**Exercise brief:**
Could you copy each line of the listing below that has the word "SOLIDWORKS"?

━━━ Exercise materials

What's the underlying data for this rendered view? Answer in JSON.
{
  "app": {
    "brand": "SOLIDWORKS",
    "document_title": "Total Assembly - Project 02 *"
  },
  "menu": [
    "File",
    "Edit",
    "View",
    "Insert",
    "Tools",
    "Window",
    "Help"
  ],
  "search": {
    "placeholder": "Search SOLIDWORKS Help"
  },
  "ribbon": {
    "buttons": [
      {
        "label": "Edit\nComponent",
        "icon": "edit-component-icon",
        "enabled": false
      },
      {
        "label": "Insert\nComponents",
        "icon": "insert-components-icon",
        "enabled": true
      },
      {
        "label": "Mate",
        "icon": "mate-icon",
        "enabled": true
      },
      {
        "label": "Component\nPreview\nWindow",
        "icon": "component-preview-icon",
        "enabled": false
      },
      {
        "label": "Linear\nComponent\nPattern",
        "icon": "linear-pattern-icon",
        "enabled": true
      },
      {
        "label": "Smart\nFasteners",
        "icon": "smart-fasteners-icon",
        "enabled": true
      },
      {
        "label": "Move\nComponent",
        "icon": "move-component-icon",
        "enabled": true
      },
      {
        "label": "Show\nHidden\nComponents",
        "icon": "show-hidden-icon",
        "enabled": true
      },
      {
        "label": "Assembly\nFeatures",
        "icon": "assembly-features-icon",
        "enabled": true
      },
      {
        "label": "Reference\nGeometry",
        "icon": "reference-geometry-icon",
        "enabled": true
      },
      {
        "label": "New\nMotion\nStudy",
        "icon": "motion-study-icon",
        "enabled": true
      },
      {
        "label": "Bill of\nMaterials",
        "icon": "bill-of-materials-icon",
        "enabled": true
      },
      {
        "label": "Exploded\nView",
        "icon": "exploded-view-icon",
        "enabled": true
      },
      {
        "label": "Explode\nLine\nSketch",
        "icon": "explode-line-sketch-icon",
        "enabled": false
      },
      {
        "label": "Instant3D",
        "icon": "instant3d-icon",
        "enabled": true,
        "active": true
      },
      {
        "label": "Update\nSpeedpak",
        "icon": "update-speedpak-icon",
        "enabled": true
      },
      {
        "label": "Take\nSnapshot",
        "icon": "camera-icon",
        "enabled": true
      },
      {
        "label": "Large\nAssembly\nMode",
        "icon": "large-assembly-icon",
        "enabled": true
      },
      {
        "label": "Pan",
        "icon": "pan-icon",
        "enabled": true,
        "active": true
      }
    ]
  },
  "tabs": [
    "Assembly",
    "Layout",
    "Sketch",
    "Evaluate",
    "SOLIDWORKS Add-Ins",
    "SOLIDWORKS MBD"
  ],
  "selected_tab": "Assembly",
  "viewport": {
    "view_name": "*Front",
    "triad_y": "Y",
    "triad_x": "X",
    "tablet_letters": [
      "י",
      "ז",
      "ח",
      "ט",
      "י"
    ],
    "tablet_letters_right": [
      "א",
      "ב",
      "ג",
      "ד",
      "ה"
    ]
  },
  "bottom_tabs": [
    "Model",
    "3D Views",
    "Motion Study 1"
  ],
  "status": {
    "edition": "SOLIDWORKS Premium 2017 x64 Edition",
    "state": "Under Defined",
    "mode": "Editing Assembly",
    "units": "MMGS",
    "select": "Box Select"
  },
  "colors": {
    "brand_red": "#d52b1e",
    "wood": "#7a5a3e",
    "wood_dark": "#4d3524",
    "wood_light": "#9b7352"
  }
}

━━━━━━

**Finished task:**
    "brand": "SOLIDWORKS",
    "placeholder": "Search SOLIDWORKS Help"
    "SOLIDWORKS Add-Ins",
    "SOLIDWORKS MBD"
    "edition": "SOLIDWORKS Premium 2017 x64 Edition",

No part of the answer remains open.